    • I love the gardening weekend! Plus it’s great to go out in the yard in the evening, after the kids are in bed, and water the garden for 10-15 minutes. I can feel my whole body relax. Being outside in the cool of the evening, watering, plants, and the quite just calms me and helps me feel centered. Especially after a frantic bedtime routine with kids running amok. =)

  5. Looking good. I like the gym spending. You need to stay healthy and exercise helps a lot. $70 per month is not bad at all.
    I agree with Mrs. Groovy. $2/bag is so cheap. I think they’re $5-7 per bag here.
    Good job in May.

    • The mulch goes on sale at Lowes a few times a year 5 bag for $10, and we buy it then. It makes gardening so darn easy. =) I’m loving the gym time. Plus it’s also quite time for me. I can relax as I lift and be uninterrupted in my thoughts. And I get to go with my cute husband, so in our rather full lives it feels a bit like a date. =) He has been really focused on his lifting the last 3-4 years and it SHOWS. People hardly recognize him now. =)

  6. I’m a total sucker for great deals on plants/gardening anything! What great deals on the plants, mulch and poop!

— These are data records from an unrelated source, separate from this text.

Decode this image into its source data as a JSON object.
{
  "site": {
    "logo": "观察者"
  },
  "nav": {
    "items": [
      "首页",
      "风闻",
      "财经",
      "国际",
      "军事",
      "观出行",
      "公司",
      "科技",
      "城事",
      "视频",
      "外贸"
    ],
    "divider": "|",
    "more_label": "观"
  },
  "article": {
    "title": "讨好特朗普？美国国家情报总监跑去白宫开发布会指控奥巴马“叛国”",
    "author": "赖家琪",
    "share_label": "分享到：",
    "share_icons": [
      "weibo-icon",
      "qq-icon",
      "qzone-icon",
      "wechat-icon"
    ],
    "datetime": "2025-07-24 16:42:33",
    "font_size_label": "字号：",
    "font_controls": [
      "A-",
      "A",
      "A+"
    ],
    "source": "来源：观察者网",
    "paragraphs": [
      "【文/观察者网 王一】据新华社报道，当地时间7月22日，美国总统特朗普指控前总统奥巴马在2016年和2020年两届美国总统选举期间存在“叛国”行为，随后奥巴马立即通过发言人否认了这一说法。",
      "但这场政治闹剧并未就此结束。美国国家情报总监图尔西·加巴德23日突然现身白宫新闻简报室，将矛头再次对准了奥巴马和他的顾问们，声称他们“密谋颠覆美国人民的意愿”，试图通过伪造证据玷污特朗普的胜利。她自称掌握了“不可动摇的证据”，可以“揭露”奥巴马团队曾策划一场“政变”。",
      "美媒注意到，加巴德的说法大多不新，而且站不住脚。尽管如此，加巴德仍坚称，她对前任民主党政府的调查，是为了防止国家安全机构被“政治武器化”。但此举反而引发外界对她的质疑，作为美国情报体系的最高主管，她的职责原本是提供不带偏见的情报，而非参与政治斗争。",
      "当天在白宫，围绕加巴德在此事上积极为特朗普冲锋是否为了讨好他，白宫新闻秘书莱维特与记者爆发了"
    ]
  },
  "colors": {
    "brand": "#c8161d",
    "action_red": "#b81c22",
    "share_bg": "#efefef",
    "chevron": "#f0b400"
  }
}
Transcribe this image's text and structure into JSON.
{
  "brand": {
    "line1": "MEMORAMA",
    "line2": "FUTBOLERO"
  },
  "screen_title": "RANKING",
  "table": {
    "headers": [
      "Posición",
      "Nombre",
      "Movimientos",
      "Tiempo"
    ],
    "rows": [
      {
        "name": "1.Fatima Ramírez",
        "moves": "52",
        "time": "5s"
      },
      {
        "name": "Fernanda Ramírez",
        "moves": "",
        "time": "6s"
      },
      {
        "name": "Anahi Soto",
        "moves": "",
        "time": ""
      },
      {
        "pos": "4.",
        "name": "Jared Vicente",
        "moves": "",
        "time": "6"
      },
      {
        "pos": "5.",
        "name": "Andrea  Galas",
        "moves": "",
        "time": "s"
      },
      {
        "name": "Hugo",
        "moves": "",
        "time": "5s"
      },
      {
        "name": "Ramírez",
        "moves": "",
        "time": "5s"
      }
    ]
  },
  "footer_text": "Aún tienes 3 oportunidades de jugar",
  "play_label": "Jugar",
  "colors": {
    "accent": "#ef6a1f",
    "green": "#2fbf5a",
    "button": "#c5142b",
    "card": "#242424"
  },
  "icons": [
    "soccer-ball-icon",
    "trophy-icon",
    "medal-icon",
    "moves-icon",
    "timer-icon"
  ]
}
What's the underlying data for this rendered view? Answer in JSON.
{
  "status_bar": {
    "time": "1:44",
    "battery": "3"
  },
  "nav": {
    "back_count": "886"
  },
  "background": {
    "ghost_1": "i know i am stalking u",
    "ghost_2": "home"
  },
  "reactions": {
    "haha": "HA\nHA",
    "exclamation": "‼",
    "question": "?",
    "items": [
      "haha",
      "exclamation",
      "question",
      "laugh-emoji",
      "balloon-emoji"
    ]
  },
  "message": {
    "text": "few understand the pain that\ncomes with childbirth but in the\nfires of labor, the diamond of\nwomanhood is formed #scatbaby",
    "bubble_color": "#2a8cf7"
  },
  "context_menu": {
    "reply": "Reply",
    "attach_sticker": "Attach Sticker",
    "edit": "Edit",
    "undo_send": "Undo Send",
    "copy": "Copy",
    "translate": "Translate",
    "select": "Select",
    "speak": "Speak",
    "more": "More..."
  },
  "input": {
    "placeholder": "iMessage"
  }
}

    I hate spending much on annuals, so I only have two hanging baskets and two bit planters on my front porch. I was able to fill them for $20 by waiting for the clearance sales. Our peach trees have not done well, so we are trying to decide what to replace them with. Cherries? Plums? Maybe paw paws? I don’t know. I froze 3 quarts of strawberries yesterday and have more coming. I’m an amateur, but still love gardening with all my heart. There’s just something about being outdoors and watching those little seedlings grow and produce the best food ever.

    • I love growing food. And it just feel comforting, being in our yard, surrounded by yummy food. We have neighborhood kids that come to play at our house, who struggle with food scarcity at home. They LOVE our yard. Just SO much food, everywhere. They just eat and eat then fill up their shirts before they go home. =)